 I believe every section of Nigeria has a pool of talented people. Therefore, the president’s default stance, choosing candidates for major positions from his own geographic area and religious group, is troubling. Is Mr. Buhari’s vision so blinkered that, each time he looks at Nigeria, he sees (mostly) Muslims and Northerners? And has he no handlers and advisers willing to speak honestly to him, to save him from his parochial instincts, to tell him, quite simply, that his appointments don’t tell a flattering story about him?

 During Mr. Buhari’s first few months in office, some excused his lopsided appointments on the ground that he needed to surround himself with people he knew closely, whose loyalty he could count on. But even that apologia was untenable. Here was a man who ran for the Nigerian Presidency four times before he got elected. I don’t recall him professing that, if elected, he would fashion himself primarily into a Northern president. Surely, we should expect that a man who spent so much time and energy seeking to govern his country would have made some effort to broaden his base of loyalists.

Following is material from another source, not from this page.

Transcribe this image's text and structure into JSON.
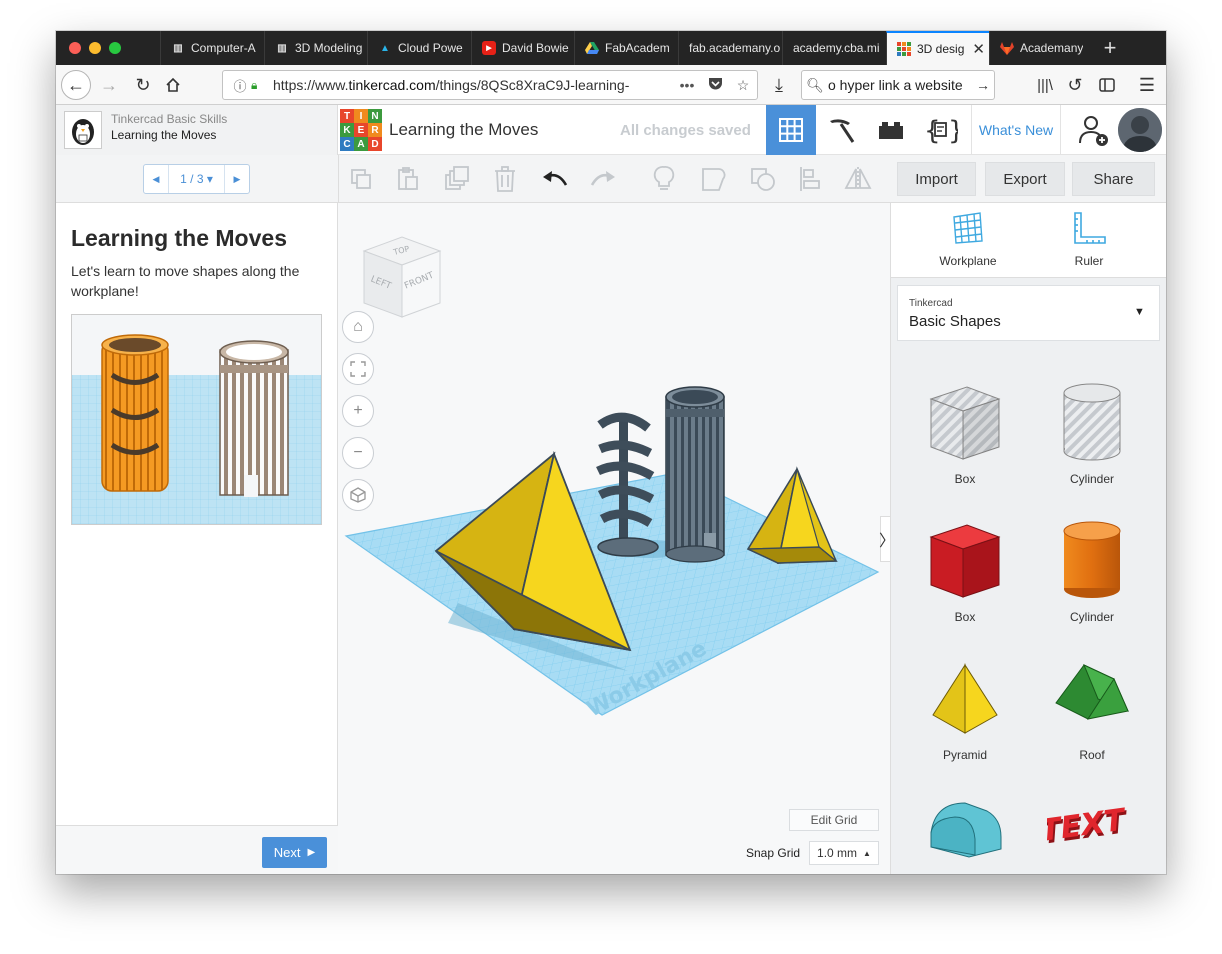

 Buhari has his contacts within a party to draw from 

Besides, a president never relies entirely—or even primarily—on his own wits when it comes to matters of appointment. He has his contacts within a party to draw from. He also has the apparatuses of the state to help him make judicious appointments. A man who runs a country—and one as complex as Nigeria—should not simply hand jobs only to people within his circle of familiarity. 

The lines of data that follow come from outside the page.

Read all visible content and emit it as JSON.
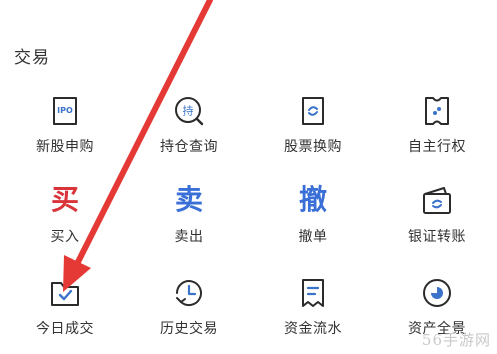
{
  "section": {
    "title": "交易"
  },
  "colors": {
    "buy": "#d9343a",
    "sell": "#3a6fd8",
    "cancel": "#3a6fd8",
    "icon_stroke": "#2b2b2b",
    "icon_accent": "#3a73c9",
    "arrow": "#e53935"
  },
  "items": [
    {
      "label": "新股申购",
      "icon": "ipo-doc-icon",
      "icon_text": "IPO"
    },
    {
      "label": "持仓查询",
      "icon": "holding-search-icon",
      "icon_text": "持"
    },
    {
      "label": "股票换购",
      "icon": "stock-exchange-doc-icon"
    },
    {
      "label": "自主行权",
      "icon": "ticket-exercise-icon"
    },
    {
      "label": "买入",
      "icon": "buy-char-icon",
      "icon_text": "买"
    },
    {
      "label": "卖出",
      "icon": "sell-char-icon",
      "icon_text": "卖"
    },
    {
      "label": "撤单",
      "icon": "cancel-char-icon",
      "icon_text": "撤"
    },
    {
      "label": "银证转账",
      "icon": "wallet-icon"
    },
    {
      "label": "今日成交",
      "icon": "folder-check-icon"
    },
    {
      "label": "历史交易",
      "icon": "history-clock-icon"
    },
    {
      "label": "资金流水",
      "icon": "flow-doc-icon"
    },
    {
      "label": "资产全景",
      "icon": "asset-pie-icon"
    }
  ],
  "watermark": "56手游网"
}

Last week, several acquaintances emailed me a piece by Segun Odunuyi x-raying the sectional character of President Buhari’s appointments in the security sector. Mr. Odunuyi began by stating, “With the recent appointment of a new Inspector-General of Police, Nigeria’s entire security architecture took on a distinct sectional shape.” He then gave a breakdown of the heads of the various security departments, showing that virtually all of them were Northern Muslims. They include Defence Minister, Mansur Dan-Ali; the Director General of the Department of State Security, Mamman Daura; Chief of Army Staff, General Tukur Buratai; Chief of Air Staff, Abubakar Sadique; IG of Police, Ibrahim Idris; National Security Adviser, Babagana Monguno; Controller General of Immigration, Muhammed Babandede; Commandant General of the Nigeria Security and Civil Defence Corps, Abdullahi Gana Muhammadu; the Comptroller-General of Customs, Colonel Hameed Ibrahim Ali (rtd.); Comptroller-General of the Nigeria Prisons Service, Ahmed Ja’afaru; Chairman of the Economic and Financial Crimes Commission, Ibrahim Magu, and Minister of the Interior, General Abdulrahman Bello Dambazau (rtd.). 

Buhari’s record of appointments has proved disastrous in other ways 

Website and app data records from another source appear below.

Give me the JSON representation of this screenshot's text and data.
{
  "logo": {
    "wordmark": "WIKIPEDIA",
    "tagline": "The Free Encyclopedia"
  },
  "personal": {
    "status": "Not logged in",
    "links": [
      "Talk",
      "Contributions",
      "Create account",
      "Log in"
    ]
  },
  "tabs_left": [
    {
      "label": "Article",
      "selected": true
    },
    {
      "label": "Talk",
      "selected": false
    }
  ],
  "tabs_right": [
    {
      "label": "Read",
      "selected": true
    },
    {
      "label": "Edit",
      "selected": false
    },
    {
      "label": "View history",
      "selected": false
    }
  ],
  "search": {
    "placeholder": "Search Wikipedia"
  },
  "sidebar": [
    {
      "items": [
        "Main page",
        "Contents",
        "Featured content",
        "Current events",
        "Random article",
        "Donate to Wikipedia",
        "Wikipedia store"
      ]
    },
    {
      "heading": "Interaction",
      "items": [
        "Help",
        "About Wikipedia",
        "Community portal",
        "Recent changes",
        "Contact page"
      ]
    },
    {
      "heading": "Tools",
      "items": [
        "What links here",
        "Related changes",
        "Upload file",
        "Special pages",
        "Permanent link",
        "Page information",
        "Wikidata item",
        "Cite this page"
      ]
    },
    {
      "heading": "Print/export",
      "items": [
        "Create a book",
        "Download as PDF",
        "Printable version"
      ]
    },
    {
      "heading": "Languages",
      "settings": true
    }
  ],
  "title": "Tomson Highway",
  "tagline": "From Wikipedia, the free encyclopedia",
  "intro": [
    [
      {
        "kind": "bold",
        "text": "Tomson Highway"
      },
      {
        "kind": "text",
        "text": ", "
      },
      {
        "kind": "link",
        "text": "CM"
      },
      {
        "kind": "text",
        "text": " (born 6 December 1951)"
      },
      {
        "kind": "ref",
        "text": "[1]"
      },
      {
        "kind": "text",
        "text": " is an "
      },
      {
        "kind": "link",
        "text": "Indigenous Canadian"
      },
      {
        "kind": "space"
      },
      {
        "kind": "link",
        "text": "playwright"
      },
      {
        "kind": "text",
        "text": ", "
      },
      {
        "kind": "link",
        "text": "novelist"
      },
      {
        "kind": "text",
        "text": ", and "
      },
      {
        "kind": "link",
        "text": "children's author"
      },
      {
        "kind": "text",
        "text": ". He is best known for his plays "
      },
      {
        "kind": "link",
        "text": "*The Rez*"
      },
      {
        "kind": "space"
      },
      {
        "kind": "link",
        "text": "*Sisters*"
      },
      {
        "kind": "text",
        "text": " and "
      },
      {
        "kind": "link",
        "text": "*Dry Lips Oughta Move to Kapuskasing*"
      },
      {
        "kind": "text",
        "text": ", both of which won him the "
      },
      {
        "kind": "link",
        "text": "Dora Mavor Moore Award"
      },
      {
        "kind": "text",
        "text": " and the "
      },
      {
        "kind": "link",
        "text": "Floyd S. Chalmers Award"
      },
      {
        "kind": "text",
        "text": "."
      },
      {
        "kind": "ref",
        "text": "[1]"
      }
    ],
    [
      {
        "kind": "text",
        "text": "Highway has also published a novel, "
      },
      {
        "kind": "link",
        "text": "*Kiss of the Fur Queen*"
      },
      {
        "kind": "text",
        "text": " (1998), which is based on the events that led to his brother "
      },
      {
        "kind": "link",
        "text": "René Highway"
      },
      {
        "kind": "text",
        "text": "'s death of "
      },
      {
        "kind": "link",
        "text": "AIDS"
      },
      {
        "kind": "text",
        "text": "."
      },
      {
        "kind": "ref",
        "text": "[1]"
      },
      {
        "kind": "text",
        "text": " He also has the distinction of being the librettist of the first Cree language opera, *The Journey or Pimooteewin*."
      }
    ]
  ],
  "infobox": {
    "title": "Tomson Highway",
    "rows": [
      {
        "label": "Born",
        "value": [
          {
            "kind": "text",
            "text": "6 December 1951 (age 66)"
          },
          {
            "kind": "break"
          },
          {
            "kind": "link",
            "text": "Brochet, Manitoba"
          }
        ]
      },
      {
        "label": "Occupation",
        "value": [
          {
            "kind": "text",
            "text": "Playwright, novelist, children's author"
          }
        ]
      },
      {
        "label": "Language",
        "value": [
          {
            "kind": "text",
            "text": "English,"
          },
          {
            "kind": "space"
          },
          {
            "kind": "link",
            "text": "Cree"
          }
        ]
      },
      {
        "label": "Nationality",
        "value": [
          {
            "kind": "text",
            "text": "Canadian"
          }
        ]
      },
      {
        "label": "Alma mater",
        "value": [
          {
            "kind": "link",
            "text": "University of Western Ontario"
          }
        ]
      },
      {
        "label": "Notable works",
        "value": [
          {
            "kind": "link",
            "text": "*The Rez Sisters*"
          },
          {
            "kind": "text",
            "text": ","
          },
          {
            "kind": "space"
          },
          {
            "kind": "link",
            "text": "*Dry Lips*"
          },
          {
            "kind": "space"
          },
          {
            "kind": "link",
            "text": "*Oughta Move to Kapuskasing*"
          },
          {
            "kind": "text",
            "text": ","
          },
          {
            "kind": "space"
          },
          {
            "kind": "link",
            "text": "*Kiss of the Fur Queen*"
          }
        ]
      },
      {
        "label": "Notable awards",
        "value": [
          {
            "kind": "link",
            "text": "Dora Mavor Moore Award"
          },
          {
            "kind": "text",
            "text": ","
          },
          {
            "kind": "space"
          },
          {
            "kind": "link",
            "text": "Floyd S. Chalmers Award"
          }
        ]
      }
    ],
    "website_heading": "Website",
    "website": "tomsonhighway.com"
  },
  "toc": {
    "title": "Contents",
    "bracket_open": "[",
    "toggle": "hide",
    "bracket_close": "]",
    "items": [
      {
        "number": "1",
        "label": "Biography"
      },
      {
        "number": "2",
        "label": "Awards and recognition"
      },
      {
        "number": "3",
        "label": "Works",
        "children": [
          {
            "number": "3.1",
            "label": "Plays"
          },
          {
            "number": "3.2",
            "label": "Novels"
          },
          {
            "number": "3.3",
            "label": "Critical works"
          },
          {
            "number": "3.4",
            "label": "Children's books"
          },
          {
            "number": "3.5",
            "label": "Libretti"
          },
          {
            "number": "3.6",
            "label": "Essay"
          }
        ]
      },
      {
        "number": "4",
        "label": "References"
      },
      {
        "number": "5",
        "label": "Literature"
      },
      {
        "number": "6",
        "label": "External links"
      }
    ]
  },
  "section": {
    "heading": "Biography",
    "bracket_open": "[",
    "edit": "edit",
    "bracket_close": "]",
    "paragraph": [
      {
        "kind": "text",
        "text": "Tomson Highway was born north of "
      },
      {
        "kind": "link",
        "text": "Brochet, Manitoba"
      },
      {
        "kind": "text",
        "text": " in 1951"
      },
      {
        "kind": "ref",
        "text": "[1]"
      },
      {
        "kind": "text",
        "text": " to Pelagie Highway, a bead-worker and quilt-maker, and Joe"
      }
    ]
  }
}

Apart from creating the impression that his vision of Nigeria is a deeply fractured one, President Buhari’s record of appointments has proved disastrous in other ways. Just last week, the Police Service Commission announced the retirement of 21 Assistant Inspectors General of Police, all of them senior to Mr. Idris, the president’s choice for acting IGP. Unless Mr. Buhari can demonstrate that the acting IG is something of a police genius and all the retired officers were deadwoods or worse, his decision to elevate Mr. Idris over many of his superiors has cost Nigeria the service and experience of too many officers who were not statutorily due for retirement. It’s called a waste of manpower. It may be the case that the president is incapable of broadening his horizon when he has a job to fill. In that event, it behooves those closest to him—especially the Muslims and Northerners whose counsel he is likely to listen to—to point him to higher ideals of fairness. These advisers ought to alert the president to take a hard look at the map of Nigeria—especially its southern half—when next he must make a significant appointment.